As we explored and enjoyed the tower, it was Ken who found and pointed out the faint shape of three white hands painted on rock—the reason for the ruins’ name. The lonely call of a hawk overhead got me wondering about the long-ago artist who left handprints handprint on this peaceful valley.

What’s There: Painted Hand has interpretive signs and brochures at its trailhead. There’s no water or toilets—and the road is rough. (We made it in our Toyota Camry, but if the roads are muddy, you might need a four-wheel drive.)

About Canyons of the Ancients National Monument

Declared a National Monument in 2000, Canyons of the Ancients contains some of the most scenic and archaeological important land in the American Southwest. This unique, federally protected area—176,056 acres—contains the highest known density of archaeological sites in the United States. More than 6,000 ancient sites including cliff dwellings, kivas, and rock art have been identified. 

For more information on the region, visit Mesa Verde Country visitor information bureau.

Laurel Kallenbach, freelance writer and editor

(originally published October 2008)

Read more about my travels in America’s national parks and monuments:

Explore a Ruined Pueblo in Canyons of the Ancients National Monument

Ken explores some of the passages at the ruin of Lowry Pueblo. © Laurel Kallenbach

Ken explores some of the passages at the ruin of Lowry Pueblo. © Laurel Kallenbach

[May 2017 update: The Trump administration is placing Canyons of the Ancients National Monument under review for possible removal from the National Landscape Conservation System, which would endanger the monument’s irreplaceable, ancient archaeological sites.]

Along Colorado Highway 491, pinto and Anasazi bean fields line the road—as do spectacular sunflowers. (Dried Anasazi beans, sold as local souvenirs, are an heirloom variety grown from seeds found in ancient pottery.)

At the hamlet of Pleasant View, Ken and I followed Road CC nine miles (on asphalt and gravel) to Lowry Pueblo, just one of Canyons of the Ancients’ multitude of archaeological sites, most of which are unexplored.

This settlement was home to about 40 people in the late 1100s, and the stabilized masonry walls mark small rooms.

Lowry has one of the region’s largest kivas—47 feet in diameter—with floor stones laid in a decorative pattern. The signs tell about the various interpretations of the patterns, which supposedly tell a story.

There’s no gas or food in Canyons of the Ancients National Monument, so pack food and lots of water. And be sure to have a hat, sunglasses, long-sleeved shirt and pants, and plenty of sunscreen to shield you from the intense sun. Sturdy footwear and good socks will protect you from rocks and cactus.

What’s There: Lowry Pueblo is a small site with reconstructed ruins to explore. There are interpretive signs, brochures, a picnic table and pit toilets—but no water.

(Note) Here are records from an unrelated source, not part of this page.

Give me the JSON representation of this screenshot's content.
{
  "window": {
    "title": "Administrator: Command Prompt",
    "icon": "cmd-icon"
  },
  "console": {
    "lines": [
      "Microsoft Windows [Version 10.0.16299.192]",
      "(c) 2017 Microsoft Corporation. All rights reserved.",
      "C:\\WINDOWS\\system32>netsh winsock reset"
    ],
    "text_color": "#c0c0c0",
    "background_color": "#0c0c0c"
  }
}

About Canyons of the Ancients National Monument

Declared a National Monument in 2000, Canyons of the Ancients contains some of the most scenic and archaeologically important land in the American Southwest. This unique, federally protected area—176,056 acres—contains the highest known density of archaeological sites in the United States. More than 6,000 ancient sites including cliff dwellings, kivas, and rock art have been identified. 

For more information on the region, visit Mesa Verde Country visitor information bureau.

Laurel Kallenbach, freelance writer and editor

(Originally published on October 18, 2008)

Read more about my travels in America’s national parks and monuments: